City Guide to Edinburgh, Scotland

City Guide to Edinburgh, Scotland

Edinburgh's Floral Clock Armed and Ready To Bloom

By edg - Posted on 21 July 2011

Floral Clock 2011 marking RNID

Edinburgh's floral clock, the famous blooming timepiece in Princes Street Gardens, will kick off the city's bid for this year’s Britain in Bloom.

Each year the working timepiece plays tribute to a special cause with this year being Action on  Hearing Loss formerly Royal Institute for Deaf People, who are celebrating their 100th anniversary.

Over recent months more than 30,000 plants including Golden Pyreathum, Iobelia and a range of plants and flowers have been cultivated by the staff of the Inch Nursery for the eye-catching clock.

The clock, on display from July until October each year takes two men five weeks to complete.
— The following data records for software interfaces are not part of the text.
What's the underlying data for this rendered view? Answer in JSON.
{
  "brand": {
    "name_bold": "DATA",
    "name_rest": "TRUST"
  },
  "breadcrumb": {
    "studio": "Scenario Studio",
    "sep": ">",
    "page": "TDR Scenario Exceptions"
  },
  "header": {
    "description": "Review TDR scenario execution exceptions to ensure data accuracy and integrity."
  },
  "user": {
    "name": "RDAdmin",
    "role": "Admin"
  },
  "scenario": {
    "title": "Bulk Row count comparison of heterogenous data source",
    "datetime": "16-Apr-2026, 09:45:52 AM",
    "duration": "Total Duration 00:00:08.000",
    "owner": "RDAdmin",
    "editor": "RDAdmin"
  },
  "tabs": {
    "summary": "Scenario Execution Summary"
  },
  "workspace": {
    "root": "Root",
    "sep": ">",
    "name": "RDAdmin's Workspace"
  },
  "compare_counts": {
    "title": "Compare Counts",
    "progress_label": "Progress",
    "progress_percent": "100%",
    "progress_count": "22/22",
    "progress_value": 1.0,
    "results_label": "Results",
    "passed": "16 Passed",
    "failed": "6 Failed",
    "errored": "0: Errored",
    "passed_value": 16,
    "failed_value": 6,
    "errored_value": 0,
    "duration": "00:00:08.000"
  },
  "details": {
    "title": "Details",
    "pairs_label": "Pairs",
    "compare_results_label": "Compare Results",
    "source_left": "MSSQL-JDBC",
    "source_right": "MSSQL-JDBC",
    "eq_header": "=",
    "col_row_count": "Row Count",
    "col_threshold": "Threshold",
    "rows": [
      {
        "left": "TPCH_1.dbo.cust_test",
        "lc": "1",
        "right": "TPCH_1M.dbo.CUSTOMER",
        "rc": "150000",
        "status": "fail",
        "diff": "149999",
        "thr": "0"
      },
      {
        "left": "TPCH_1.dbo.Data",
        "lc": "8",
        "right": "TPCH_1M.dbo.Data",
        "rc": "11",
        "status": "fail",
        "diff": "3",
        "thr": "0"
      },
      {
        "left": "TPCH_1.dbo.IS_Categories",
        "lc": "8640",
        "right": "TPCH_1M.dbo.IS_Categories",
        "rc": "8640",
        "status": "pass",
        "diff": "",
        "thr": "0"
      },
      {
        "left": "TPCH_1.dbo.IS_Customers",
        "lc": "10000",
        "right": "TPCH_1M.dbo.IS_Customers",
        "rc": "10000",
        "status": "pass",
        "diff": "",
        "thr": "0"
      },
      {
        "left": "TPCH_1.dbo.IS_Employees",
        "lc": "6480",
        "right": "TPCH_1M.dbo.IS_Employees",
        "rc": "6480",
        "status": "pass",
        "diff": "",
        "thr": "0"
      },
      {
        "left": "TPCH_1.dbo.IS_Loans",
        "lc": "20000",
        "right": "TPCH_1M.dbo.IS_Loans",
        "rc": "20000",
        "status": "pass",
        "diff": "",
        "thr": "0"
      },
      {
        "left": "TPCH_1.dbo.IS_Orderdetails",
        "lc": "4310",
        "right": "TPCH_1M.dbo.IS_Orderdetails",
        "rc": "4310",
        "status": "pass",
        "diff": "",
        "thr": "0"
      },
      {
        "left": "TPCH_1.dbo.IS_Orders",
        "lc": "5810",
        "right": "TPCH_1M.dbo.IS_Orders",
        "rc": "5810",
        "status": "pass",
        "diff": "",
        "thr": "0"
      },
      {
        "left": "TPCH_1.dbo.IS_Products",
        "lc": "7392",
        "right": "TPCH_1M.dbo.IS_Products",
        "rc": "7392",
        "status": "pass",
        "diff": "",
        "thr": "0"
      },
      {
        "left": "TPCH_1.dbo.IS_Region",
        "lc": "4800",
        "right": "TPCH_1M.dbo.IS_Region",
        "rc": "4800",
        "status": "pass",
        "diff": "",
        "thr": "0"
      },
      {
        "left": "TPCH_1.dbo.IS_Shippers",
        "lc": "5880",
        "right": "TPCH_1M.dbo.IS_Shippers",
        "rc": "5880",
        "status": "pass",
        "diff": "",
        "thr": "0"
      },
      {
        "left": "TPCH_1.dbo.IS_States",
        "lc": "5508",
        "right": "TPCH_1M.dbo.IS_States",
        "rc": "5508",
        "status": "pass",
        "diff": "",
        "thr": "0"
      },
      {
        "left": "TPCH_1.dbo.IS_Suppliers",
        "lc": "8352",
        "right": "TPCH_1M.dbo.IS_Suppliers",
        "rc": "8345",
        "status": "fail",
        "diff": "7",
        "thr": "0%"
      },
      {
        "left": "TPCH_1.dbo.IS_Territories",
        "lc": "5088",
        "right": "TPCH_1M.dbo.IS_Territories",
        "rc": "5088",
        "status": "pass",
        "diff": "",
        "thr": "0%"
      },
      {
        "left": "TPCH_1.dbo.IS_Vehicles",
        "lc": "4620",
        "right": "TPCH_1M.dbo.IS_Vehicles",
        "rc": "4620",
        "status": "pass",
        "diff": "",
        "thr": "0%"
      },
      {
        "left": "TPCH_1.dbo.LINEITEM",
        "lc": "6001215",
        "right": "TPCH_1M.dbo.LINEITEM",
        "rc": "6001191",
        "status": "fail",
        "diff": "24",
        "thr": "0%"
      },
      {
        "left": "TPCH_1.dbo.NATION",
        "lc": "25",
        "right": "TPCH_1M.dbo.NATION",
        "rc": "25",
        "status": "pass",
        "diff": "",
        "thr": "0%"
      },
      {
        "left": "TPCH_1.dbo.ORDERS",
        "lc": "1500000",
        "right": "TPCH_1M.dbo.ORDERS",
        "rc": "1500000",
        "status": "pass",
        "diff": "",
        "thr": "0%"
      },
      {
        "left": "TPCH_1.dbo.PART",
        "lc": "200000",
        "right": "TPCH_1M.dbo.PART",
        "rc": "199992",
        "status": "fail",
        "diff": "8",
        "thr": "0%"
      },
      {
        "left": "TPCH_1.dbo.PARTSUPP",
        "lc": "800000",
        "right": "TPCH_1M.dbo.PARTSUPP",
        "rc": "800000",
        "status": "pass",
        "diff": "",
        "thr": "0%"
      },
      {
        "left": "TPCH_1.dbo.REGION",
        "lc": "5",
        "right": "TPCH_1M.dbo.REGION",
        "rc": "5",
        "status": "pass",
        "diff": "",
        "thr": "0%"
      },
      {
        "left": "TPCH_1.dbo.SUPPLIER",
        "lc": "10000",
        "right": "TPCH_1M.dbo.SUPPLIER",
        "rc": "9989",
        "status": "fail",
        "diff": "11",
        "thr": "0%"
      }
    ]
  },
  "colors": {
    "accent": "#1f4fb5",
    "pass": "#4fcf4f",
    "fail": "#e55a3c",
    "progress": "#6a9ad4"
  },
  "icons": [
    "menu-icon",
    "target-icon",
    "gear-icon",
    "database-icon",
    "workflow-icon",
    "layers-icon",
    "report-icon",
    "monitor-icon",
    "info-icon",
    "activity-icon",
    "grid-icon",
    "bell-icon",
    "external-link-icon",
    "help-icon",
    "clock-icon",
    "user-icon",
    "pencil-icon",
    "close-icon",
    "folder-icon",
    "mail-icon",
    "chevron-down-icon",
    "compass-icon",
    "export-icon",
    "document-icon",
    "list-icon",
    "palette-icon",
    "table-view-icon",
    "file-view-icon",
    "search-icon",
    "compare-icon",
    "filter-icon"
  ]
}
This year's Britain in Bloom bid, Edinburgh is competing with Bristol, Milton Keynes and the Borough of Brent (London) in the ‘large city’ category of the Britain in Bloom 2011 contest.

"For over 100 years, the clock has drawn residents and visitors to Princes Street Gardens and is a symbol of civic pride," said The Rt Hon George Grubb, Lord Provost of the City of Edinburgh.

"This is a fitting tribute and an opportunity to reflect on the achievements of RNID and to look forward to the next 100 years as Action on Hearing Loss. It will also be a focal point for highlighting the many beautiful projects which makes the city the very best at competing in the annual Britain in Bloom competition.”

Staff from Action on Hearing Loss Scotland will also be viewing the finished floral clock for the first time. The organisation works to promote the rights of people who are deaf or hard of hearing and to encourage people to look after their hearing health.

Delia Henry, Director Action on Hearing Loss Scotland added: “We are absolutely delighted, not to mention a little emotional, to see the floral clock completed. It is really fitting as the Lady Provost has had many years experience as a teacher of deaf children. Having the floral clock to celebrate our centenary means that thousands upon thousands of people know that we are working to create a world where hearing loss doesn’t limit or label people, where tinnitus is silenced and where people value and look after their hearing. We have had wonderful support from the City of Edinburgh and we wish them every success in their bid in the Britain in Bloom competition.”

Britain in Bloom is one of the largest and most successful horticultural campaigns in Europe, involving over a thousand communities each year.